(DATASET RECORDS Opens)

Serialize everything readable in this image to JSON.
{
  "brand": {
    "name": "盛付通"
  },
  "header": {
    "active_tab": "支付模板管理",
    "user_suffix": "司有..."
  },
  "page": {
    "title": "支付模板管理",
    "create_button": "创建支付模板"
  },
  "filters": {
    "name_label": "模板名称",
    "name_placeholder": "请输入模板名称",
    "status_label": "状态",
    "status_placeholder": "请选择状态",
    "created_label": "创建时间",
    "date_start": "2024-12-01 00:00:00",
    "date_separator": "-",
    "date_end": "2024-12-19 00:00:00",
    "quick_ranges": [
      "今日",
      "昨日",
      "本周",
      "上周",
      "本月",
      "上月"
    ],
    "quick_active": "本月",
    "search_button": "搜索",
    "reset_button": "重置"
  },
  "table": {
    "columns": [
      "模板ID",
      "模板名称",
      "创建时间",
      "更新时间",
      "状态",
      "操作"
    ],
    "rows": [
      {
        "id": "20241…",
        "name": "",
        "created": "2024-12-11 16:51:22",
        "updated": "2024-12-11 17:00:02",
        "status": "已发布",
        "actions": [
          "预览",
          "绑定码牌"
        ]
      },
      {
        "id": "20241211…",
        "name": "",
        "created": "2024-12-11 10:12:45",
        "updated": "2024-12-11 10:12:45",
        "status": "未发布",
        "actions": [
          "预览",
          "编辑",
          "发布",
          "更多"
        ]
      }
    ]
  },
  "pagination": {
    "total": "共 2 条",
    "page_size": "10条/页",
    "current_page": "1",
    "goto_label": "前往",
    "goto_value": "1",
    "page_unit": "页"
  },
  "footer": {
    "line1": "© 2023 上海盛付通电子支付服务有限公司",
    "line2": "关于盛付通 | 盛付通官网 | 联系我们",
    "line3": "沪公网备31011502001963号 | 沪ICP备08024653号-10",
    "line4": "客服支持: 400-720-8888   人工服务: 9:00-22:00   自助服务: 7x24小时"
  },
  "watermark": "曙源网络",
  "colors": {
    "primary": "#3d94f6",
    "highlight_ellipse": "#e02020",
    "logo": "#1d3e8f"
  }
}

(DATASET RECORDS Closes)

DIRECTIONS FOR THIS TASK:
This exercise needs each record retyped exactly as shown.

WRITTEN RESPONSE:
Serialize everything readable in this image to JSON.
{
  "brand": {
    "name": "盛付通"
  },
  "header": {
    "active_tab": "支付模板管理",
    "user_suffix": "司有..."
  },
  "page": {
    "title": "支付模板管理",
    "create_button": "创建支付模板"
  },
  "filters": {
    "name_label": "模板名称",
    "name_placeholder": "请输入模板名称",
    "status_label": "状态",
    "status_placeholder": "请选择状态",
    "created_label": "创建时间",
    "date_start": "2024-12-01 00:00:00",
    "date_separator": "-",
    "date_end": "2024-12-19 00:00:00",
    "quick_ranges": [
      "今日",
      "昨日",
      "本周",
      "上周",
      "本月",
      "上月"
    ],
    "quick_active": "本月",
    "search_button": "搜索",
    "reset_button": "重置"
  },
  "table": {
    "columns": [
      "模板ID",
      "模板名称",
      "创建时间",
      "更新时间",
      "状态",
      "操作"
    ],
    "rows": [
      {
        "id": "20241…",
        "name": "",
        "created": "2024-12-11 16:51:22",
        "updated": "2024-12-11 17:00:02",
        "status": "已发布",
        "actions": [
          "预览",
          "绑定码牌"
        ]
      },
      {
        "id": "20241211…",
        "name": "",
        "created": "2024-12-11 10:12:45",
        "updated": "2024-12-11 10:12:45",
        "status": "未发布",
        "actions": [
          "预览",
          "编辑",
          "发布",
          "更多"
        ]
      }
    ]
  },
  "pagination": {
    "total": "共 2 条",
    "page_size": "10条/页",
    "current_page": "1",
    "goto_label": "前往",
    "goto_value": "1",
    "page_unit": "页"
  },
  "footer": {
    "line1": "© 2023 上海盛付通电子支付服务有限公司",
    "line2": "关于盛付通 | 盛付通官网 | 联系我们",
    "line3": "沪公网备31011502001963号 | 沪ICP备08024653号-10",
    "line4": "客服支持: 400-720-8888   人工服务: 9:00-22:00   自助服务: 7x24小时"
  },
  "watermark": "曙源网络",
  "colors": {
    "primary": "#3d94f6",
    "highlight_ellipse": "#e02020",
    "logo": "#1d3e8f"
  }
}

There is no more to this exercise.